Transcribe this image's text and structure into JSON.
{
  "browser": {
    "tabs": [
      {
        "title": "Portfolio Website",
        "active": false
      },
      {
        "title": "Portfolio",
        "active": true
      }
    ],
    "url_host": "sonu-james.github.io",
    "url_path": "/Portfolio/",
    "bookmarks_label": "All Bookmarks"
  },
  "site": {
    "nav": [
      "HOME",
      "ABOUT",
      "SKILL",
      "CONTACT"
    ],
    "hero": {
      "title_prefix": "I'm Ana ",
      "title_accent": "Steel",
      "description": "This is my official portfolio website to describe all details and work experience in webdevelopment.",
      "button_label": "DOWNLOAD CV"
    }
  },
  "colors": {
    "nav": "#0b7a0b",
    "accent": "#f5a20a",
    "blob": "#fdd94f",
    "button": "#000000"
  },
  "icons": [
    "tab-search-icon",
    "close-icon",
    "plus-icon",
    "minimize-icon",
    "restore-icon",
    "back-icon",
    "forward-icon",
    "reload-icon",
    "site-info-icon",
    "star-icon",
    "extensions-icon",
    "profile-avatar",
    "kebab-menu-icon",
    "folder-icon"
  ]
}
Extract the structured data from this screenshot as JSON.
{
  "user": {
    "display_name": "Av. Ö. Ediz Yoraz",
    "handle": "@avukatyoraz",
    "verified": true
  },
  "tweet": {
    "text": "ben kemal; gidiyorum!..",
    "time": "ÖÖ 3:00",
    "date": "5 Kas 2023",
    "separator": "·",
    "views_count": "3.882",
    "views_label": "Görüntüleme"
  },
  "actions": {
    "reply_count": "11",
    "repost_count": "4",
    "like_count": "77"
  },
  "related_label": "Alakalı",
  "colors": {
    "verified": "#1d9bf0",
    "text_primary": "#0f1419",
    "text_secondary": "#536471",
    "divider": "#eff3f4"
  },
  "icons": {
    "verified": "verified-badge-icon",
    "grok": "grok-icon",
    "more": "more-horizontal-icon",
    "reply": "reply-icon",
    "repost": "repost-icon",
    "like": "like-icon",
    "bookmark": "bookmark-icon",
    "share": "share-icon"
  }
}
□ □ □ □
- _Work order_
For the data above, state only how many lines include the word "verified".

- _Task output_
3